- **Exercise instructions**
Your task is to find every line of the data that holds the string "MASTER" and copy it.

Dataset rows describing interfaces:
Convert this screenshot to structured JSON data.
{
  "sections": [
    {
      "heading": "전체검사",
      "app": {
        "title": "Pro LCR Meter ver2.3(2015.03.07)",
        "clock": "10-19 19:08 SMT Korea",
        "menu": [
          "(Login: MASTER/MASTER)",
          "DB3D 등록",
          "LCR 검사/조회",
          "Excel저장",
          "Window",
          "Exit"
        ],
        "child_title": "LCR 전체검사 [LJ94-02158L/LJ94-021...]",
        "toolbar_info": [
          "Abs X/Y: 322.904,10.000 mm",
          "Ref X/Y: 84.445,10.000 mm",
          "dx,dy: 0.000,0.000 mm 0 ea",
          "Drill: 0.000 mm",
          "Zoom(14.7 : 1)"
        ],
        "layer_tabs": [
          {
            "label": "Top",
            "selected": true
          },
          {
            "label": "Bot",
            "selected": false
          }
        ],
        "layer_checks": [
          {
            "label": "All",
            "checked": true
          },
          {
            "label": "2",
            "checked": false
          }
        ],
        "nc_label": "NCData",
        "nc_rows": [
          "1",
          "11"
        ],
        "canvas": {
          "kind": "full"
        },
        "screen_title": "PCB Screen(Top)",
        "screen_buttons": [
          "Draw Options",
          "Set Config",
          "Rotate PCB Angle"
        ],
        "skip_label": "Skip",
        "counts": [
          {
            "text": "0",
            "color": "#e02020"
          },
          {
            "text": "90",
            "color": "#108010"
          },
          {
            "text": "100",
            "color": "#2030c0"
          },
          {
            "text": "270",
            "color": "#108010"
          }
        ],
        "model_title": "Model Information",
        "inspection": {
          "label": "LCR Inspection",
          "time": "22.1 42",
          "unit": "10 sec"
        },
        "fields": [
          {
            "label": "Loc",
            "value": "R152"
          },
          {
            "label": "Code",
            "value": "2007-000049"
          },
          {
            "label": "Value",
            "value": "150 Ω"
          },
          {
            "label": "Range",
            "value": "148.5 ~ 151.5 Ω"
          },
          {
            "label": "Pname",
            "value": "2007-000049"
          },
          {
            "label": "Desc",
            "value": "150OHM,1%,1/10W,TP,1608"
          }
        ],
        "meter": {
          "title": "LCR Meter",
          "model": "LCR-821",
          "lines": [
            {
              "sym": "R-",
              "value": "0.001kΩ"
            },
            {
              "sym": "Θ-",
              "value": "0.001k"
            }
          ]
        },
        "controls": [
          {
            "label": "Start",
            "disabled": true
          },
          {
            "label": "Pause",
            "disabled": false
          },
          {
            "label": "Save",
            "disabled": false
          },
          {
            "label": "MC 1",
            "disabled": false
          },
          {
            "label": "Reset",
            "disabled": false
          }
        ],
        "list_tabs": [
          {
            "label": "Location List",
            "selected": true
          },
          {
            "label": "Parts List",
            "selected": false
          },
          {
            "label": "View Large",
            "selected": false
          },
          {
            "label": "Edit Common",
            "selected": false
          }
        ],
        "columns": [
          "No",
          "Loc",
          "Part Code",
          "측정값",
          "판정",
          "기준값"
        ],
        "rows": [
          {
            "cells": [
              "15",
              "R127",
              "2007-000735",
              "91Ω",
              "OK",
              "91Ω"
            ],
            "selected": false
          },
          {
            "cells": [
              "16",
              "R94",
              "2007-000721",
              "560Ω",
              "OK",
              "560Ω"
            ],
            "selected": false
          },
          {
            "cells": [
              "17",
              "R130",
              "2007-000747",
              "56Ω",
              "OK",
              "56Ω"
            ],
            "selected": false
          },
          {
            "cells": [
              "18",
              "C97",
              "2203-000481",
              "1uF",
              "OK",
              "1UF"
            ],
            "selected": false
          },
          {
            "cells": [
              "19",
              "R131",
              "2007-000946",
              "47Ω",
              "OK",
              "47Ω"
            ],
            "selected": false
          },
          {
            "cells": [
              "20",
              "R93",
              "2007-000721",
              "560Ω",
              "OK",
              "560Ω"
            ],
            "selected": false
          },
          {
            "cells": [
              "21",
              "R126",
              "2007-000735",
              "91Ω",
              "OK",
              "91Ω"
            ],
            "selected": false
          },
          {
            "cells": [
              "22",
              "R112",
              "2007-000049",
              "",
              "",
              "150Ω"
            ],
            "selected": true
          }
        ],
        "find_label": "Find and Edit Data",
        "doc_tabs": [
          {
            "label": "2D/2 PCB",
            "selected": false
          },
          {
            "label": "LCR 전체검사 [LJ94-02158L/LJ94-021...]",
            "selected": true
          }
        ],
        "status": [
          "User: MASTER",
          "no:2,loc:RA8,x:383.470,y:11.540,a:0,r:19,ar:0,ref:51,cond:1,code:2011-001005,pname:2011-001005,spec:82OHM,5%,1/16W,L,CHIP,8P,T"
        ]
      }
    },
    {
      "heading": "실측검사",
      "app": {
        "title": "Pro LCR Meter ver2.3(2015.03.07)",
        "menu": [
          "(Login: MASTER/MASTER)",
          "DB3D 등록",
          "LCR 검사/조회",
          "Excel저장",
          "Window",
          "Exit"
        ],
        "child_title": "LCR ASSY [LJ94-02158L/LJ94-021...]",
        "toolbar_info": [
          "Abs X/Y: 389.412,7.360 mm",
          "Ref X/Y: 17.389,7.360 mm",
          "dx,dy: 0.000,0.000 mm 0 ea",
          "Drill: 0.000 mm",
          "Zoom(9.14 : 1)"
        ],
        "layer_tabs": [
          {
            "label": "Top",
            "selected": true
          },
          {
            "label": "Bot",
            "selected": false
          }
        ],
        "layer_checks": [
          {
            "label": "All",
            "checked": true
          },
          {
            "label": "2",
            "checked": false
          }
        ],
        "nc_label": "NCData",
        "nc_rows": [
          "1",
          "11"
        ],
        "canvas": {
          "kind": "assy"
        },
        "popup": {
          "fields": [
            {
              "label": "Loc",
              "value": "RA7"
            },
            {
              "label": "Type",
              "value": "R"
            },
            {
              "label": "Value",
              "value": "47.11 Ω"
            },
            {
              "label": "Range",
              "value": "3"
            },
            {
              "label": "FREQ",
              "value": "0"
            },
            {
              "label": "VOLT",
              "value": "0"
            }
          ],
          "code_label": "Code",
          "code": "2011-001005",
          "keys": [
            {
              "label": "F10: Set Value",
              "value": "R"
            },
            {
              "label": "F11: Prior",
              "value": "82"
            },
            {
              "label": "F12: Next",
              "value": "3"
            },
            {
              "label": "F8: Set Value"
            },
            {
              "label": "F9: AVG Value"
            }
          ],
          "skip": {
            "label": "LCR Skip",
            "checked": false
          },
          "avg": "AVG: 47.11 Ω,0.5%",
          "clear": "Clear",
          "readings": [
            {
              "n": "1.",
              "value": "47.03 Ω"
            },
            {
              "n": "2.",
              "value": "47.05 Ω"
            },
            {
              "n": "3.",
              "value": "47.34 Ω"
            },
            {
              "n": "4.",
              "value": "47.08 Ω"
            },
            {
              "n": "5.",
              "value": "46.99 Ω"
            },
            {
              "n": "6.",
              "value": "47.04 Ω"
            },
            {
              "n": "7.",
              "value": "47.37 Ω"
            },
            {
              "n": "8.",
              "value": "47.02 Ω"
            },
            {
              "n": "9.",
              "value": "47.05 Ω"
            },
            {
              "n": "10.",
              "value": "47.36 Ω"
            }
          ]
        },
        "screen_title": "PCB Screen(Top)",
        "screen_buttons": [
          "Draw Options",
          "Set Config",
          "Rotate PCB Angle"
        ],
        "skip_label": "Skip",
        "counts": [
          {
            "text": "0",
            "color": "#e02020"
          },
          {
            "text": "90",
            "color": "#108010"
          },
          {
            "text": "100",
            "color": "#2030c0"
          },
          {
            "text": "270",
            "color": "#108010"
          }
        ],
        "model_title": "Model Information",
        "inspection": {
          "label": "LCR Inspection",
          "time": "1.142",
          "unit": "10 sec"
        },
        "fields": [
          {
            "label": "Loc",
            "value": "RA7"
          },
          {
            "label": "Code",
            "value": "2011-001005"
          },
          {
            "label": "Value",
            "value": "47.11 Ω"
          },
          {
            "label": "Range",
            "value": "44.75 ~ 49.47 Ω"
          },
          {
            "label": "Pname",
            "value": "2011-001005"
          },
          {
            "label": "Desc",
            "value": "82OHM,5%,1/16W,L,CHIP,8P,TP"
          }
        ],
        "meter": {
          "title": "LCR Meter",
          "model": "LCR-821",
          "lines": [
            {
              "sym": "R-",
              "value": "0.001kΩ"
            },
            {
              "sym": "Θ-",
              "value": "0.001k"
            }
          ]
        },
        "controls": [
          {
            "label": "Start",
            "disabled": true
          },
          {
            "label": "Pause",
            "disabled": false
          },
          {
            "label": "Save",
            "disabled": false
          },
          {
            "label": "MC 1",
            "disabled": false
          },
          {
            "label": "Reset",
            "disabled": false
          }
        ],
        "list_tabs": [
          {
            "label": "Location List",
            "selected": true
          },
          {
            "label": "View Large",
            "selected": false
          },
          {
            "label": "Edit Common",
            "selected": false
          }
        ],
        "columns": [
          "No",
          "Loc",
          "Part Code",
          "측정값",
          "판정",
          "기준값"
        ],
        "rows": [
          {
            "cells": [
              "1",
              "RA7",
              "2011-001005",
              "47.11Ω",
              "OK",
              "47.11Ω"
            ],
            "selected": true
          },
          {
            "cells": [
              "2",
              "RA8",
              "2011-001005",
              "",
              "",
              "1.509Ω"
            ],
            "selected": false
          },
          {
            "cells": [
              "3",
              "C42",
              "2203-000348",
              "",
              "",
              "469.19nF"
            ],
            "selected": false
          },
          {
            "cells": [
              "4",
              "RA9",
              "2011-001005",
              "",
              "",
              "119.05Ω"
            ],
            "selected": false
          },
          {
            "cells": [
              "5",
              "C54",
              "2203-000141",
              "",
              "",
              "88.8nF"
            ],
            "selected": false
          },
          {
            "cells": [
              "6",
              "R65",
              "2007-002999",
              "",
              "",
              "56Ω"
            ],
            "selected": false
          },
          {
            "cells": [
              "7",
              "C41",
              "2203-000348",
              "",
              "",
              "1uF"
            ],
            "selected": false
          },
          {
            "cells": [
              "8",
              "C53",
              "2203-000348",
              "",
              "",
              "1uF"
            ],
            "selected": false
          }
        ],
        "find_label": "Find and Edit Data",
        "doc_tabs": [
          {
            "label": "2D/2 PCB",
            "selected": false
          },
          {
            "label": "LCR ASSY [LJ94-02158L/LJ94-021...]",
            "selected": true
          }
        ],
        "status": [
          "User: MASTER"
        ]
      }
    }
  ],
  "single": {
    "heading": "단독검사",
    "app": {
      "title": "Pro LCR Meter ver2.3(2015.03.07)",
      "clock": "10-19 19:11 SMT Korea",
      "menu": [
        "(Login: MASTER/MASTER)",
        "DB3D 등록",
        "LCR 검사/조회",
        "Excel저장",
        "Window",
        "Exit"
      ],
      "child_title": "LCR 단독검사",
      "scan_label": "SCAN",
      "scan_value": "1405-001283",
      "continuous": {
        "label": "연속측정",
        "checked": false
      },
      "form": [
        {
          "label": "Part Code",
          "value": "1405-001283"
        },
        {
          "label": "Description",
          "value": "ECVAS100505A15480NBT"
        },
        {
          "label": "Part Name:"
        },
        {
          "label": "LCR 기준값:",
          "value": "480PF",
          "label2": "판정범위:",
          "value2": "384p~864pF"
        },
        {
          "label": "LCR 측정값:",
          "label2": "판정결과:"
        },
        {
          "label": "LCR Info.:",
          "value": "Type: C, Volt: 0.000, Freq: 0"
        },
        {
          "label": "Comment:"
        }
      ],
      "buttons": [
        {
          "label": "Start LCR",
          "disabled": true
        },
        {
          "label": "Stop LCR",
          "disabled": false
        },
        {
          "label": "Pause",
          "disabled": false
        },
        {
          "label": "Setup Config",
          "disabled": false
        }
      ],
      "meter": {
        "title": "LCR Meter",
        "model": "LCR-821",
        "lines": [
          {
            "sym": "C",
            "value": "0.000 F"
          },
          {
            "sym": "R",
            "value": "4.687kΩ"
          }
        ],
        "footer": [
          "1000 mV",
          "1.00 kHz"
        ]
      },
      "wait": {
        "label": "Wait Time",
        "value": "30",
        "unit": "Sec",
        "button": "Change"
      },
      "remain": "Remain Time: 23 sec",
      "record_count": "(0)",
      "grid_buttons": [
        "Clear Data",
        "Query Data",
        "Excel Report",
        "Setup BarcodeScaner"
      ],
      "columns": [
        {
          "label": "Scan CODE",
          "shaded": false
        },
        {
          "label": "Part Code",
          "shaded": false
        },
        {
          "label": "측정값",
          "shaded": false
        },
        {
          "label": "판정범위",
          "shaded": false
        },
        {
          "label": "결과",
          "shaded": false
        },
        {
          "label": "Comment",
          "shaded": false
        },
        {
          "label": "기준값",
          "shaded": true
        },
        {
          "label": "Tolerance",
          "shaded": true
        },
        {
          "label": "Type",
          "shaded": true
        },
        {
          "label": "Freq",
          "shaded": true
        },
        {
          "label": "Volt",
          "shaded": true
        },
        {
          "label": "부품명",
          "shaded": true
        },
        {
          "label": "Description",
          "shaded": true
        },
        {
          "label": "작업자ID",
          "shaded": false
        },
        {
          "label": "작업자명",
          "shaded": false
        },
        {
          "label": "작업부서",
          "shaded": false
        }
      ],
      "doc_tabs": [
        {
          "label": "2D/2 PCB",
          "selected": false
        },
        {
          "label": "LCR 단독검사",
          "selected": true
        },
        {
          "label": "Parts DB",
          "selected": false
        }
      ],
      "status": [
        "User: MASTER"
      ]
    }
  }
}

- **Answer to this task**
          "(Login: MASTER/MASTER)",
          "User: MASTER",
          "(Login: MASTER/MASTER)",
          "User: MASTER"
        "(Login: MASTER/MASTER)",
        "User: MASTER"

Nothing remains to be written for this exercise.